You might say I’m a glutton for punishment. I regularly enter pieces in contests. I’m a member of a monthly critique group and a member of an intensive, weekly critique group. And that doesn’t count all the rejection letters I have in my files from articles and manuscripts that haven’t made the grade. I’ve definitely had my fair share of painful critiques.
But this post isn’t an invitation to a pity party. I just want to share some of my coping techniques when it seems like no one can say anything good about what I’ve written.
Take it in, then let it sit—I have to have time to process negative comments. (I don’t seem to need the same time to process the positive ones—go figure). I usually go back and reread the negative comments 48 hours later and that gives me the perspective to know what I need to do to improve.
- Realize you’re in control—ultimately it’s your story and you can decide what works and what doesn’t. Just because a critique partner says it doesn’t work, doesn’t mean she’s right. You get to make the call.
- Seek out a second opinion—sometimes I don’t know if a comment is truly valid or not. When that happens, I ask several people I respect for their opinion. If one person stumbles over a sentence, it’s not a big deal. But if half the people you show it to stumble you probably need to do something.
- Be polite—generally, someone who takes the time to critique your work wants you to succeed. It helps make the negative comments easier to take if you remind yourself of that. Occasionally you’ll run across someone who rips your manuscript to shreds just to prove how smart they are.
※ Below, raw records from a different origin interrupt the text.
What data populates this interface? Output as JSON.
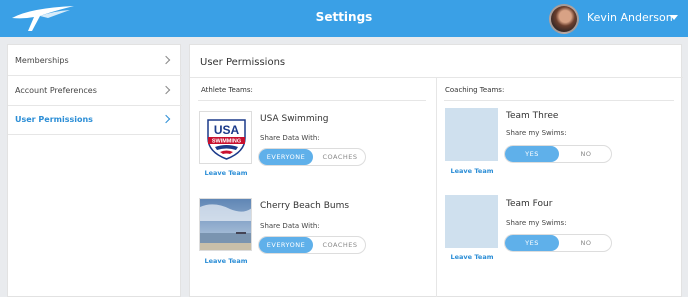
{
  "header": {
    "title": "Settings",
    "user_name": "Kevin Anderson"
  },
  "sidebar": {
    "items": [
      {
        "label": "Memberships"
      },
      {
        "label": "Account Preferences"
      },
      {
        "label": "User Permissions"
      }
    ]
  },
  "main": {
    "title": "User Permissions",
    "athlete": {
      "heading": "Athlete Teams:",
      "teams": [
        {
          "name": "USA Swimming",
          "share_label": "Share Data With:",
          "options": [
            "EVERYONE",
            "COACHES"
          ],
          "selected": "EVERYONE",
          "leave": "Leave Team",
          "logo_text": "USA",
          "logo_subtext": "SWIMMING"
        },
        {
          "name": "Cherry Beach Bums",
          "share_label": "Share Data With:",
          "options": [
            "EVERYONE",
            "COACHES"
          ],
          "selected": "EVERYONE",
          "leave": "Leave Team"
        }
      ]
    },
    "coaching": {
      "heading": "Coaching Teams:",
      "teams": [
        {
          "name": "Team Three",
          "share_label": "Share my Swims:",
          "options": [
            "YES",
            "NO"
          ],
          "selected": "YES",
          "leave": "Leave Team"
        },
        {
          "name": "Team Four",
          "share_label": "Share my Swims:",
          "options": [
            "YES",
            "NO"
          ],
          "selected": "YES",
          "leave": "Leave Team"
        }
      ]
    }
  },
  "colors": {
    "header_bg": "#3aa0e6",
    "accent": "#2c8ed6",
    "toggle_on": "#5fb0ea",
    "placeholder": "#cfe0ee"
  }
}
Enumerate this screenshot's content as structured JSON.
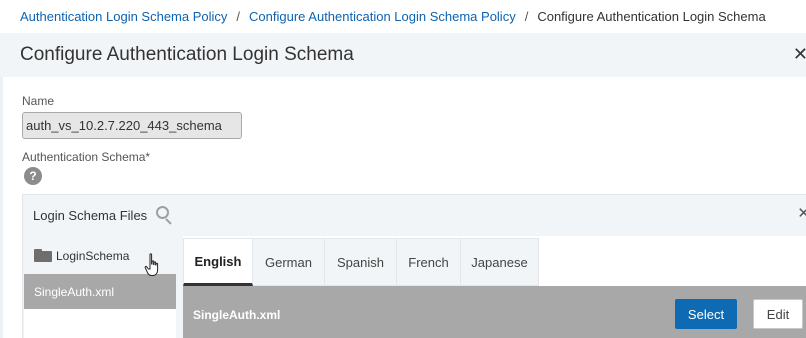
{
  "breadcrumb": {
    "items": [
      "Authentication Login Schema Policy",
      "Configure Authentication Login Schema Policy"
    ],
    "current": "Configure Authentication Login Schema",
    "separator": "/"
  },
  "panel": {
    "title": "Configure Authentication Login Schema",
    "close_icon": "close-icon"
  },
  "form": {
    "name_label": "Name",
    "name_value": "auth_vs_10.2.7.220_443_schema",
    "schema_label": "Authentication Schema*",
    "help_glyph": "?"
  },
  "files": {
    "header": "Login Schema Files",
    "folder": "LoginSchema",
    "selected_file": "SingleAuth.xml"
  },
  "preview": {
    "tabs": [
      "English",
      "German",
      "Spanish",
      "French",
      "Japanese"
    ],
    "active_tab": "English",
    "file_name": "SingleAuth.xml",
    "select_label": "Select",
    "edit_label": "Edit"
  },
  "colors": {
    "link": "#0e63b0",
    "primary_button": "#0f6ab4",
    "selected_row": "#a8a8a8",
    "header_bg": "#f2f5f8"
  }
}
It happens to all of us and we just have to consider the source of the critique and move on.
So don’t be afraid to show others your work. Ultimately, no matter how painful, it will improve your writing. I’ve had over 700 articles published this year and I can assure you that all those painful critiques are a large part of my success.
Now it’s your turn. What tips do you have for processing a negative critique?